SPRINGFIELD — Illinois Attorney General Kwame Raoul joined 17 other state attorneys general Tuesday in opposing a citizenship question on the 2020 U.S. Census.
Sixteen local governments and the U.S. Conference of Mayors also signed onto a brief supporting the decision of a federal district court judge in New York to block the question from appearing on the next census.
“Including a citizenship question on the 2020 census seeks to intimidate, suppress and undercount immigrant and minority populations,” Raoul said in a news release. “The effects of this politically driven act would be felt for decades to come.”
Illinois faces the loss of two congressional seats and $1 billion or more in federal funding if its population is not correctly counted in the 2020 census.

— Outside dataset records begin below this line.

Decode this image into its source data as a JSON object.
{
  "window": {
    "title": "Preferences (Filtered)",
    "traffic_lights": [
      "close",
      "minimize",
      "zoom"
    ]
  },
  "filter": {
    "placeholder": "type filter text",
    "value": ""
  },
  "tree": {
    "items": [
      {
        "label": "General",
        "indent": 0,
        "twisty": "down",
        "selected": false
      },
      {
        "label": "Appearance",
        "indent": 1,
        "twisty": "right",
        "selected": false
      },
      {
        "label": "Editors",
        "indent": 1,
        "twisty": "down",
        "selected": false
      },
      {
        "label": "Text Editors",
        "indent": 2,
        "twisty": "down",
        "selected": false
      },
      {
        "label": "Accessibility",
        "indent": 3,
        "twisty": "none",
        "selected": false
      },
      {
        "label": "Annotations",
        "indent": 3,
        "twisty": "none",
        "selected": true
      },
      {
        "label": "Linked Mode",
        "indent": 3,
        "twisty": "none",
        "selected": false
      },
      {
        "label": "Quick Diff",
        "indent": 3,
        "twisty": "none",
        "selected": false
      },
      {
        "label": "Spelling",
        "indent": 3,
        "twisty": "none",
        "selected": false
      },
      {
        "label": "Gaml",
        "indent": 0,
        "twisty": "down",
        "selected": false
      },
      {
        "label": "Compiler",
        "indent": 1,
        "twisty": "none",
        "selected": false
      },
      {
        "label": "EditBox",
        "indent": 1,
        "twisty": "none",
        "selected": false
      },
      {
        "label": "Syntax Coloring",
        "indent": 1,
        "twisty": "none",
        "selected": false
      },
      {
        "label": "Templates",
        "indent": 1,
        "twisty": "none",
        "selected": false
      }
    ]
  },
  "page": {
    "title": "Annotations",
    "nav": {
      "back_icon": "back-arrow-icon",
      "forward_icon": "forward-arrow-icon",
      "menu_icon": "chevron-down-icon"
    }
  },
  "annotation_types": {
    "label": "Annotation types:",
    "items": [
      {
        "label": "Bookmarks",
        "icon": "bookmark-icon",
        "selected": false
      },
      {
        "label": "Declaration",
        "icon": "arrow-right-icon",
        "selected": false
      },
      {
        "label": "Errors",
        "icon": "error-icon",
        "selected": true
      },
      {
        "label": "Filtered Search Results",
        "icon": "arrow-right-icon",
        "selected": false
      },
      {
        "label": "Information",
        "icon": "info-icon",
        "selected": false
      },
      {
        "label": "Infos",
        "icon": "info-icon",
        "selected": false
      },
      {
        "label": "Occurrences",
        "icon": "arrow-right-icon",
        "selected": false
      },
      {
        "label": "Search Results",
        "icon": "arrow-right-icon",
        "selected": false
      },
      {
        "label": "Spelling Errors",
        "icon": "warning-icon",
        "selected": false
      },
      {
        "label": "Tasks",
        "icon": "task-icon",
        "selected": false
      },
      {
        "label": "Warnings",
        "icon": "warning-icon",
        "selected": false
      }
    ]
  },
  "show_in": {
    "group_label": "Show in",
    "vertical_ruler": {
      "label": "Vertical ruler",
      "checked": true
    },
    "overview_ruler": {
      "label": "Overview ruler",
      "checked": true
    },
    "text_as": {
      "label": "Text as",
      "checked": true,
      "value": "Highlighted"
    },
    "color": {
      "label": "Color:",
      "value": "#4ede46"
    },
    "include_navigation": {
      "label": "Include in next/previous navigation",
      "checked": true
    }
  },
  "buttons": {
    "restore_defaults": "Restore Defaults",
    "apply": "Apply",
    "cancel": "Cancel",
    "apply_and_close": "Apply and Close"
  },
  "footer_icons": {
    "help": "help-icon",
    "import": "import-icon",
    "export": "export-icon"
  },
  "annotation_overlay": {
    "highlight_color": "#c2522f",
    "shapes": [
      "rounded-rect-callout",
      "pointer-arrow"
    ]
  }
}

A host of other factors make an undercount likely, including the online format of the next census, reduced funding for the U.S. Census Bureau, government distrust and resident apathy.
Some populations are historically undercounted as well, including children up to age 5 and ethnic and racial minorities.
U.S. Commerce Secretary Wilbur Ross announced in March 2018 that the next census questionnaire would include the citizenship question.
The department received immediate and widespread opposition. In March 2019, another U.S. district court judge in California also issued a ruling blocking the question.
The U.S. Census has not had a citizenship question for 70 years.
Signers of Tuesday’s brief call Ross’ decision “arbitrary and capricious,” and argue including it now “would affirmatively undermine the accuracy of the decennial census (among other harms) for no demonstrable benefit.”
Illinois census advocacy groups have also expressed concerns about the addition of the question.
“The question causes fear in many immigrant communities, mixed-status families, and communities of color,” said Anita Banerji of the nonprofit organization Forefront, which is helping lead a coalition of more than 40 local and statewide organizations for census outreach.
Banerji added there already is a perception of fear and distrust in such communities, even though census records of personal data, including citizenship status, are mandated to be kept private under federal law.
The U.S. Supreme Court is set to hear the Trump administration’s appeal to the New York ruling later this month, with its own ruling coming by the end of June, USA Today has reported.